The rise of the middle class in India and Africa could prove a trump card for a global economy otherwise facing long-term headwinds to growth, said Vikram Mansharamani, the Yale University lecturer on financial booms and busts and the author of "Boombustology."
In a keynote speech Monday at the Pensions & Investments' Global Future of Retirement conference in New York, Mr. Mansharamani said China's difficult transition to a domestic consumption-led economy from an export-led model, technological disruption and demographic stagnation in most of the developed world are all working to leave supply outpacing demand.
That imbalance favors capital over labor, fueling growing inequality in countries around the world, which in turn is undermining support for globalization, Mr. Mansharamani said. And that, in turn, has led to a rise in protectionism.
Mr. Mansharamani said "a demand shock" from the growth of the middle class in emerging markets, led by India and Africa, should prove to be the tonic for what ails the global economy now.

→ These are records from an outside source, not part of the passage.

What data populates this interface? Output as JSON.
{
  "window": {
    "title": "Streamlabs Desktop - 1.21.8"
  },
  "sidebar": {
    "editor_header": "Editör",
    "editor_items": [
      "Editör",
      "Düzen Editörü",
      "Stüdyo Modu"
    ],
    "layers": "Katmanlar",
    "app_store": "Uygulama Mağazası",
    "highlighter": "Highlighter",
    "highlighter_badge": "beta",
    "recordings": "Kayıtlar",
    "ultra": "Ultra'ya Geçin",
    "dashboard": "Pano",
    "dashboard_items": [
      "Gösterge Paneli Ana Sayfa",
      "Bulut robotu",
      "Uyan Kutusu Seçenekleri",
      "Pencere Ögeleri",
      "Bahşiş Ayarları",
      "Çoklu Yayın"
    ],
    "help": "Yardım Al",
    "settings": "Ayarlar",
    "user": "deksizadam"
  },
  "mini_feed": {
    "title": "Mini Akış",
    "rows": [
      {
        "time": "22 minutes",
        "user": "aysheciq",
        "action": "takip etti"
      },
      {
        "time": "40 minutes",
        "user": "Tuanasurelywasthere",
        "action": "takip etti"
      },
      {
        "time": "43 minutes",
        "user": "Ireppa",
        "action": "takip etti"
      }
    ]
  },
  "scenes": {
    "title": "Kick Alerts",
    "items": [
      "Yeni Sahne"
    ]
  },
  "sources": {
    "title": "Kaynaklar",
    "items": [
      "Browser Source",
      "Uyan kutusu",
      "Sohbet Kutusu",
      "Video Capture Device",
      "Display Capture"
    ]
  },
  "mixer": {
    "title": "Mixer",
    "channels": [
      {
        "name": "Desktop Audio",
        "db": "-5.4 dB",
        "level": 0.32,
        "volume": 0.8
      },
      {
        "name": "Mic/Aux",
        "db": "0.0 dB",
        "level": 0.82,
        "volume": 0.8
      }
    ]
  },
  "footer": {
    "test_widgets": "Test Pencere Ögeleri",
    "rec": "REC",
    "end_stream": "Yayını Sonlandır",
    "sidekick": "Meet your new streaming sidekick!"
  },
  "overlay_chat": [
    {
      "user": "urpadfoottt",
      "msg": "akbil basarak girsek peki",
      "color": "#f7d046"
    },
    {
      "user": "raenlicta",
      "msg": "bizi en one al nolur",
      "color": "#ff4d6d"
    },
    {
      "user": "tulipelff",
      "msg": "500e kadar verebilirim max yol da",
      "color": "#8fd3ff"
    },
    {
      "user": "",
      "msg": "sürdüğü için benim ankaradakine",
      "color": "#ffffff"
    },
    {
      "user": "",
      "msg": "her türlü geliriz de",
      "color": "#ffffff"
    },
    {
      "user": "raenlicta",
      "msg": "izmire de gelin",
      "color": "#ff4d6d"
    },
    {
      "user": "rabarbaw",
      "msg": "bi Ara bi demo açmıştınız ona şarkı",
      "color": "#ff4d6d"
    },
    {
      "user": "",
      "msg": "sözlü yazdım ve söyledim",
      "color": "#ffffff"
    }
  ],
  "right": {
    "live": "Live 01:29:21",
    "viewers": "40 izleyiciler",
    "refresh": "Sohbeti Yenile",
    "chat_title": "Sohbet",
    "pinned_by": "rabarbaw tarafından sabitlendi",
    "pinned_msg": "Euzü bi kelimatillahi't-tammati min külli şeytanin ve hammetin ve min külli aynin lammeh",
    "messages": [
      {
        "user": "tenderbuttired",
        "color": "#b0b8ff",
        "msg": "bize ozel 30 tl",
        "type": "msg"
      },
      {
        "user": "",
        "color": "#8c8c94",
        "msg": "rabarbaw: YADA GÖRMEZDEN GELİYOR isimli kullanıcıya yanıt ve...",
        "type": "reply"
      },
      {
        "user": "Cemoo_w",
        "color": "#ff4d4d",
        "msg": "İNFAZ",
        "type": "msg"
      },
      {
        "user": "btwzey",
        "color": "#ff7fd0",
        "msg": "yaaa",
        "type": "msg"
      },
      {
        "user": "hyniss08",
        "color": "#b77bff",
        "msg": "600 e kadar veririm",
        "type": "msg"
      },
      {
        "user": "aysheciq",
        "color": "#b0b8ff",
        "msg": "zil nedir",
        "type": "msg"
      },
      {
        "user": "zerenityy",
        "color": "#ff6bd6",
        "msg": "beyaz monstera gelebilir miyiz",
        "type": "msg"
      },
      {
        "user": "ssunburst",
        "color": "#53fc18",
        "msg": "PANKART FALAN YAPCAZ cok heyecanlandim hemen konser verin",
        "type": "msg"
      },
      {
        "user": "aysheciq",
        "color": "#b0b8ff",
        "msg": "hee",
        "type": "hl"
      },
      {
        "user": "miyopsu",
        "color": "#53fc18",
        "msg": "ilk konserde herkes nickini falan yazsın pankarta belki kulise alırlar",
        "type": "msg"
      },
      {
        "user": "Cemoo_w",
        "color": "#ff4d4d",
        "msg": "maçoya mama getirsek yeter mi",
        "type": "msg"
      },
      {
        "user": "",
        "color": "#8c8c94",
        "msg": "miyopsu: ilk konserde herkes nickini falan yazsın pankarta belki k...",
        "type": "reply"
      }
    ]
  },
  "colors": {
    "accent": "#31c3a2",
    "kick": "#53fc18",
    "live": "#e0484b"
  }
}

"Those regions happen to be the fastest growing regions in the world today," and the growth of the middle class there is "about to explode," he said.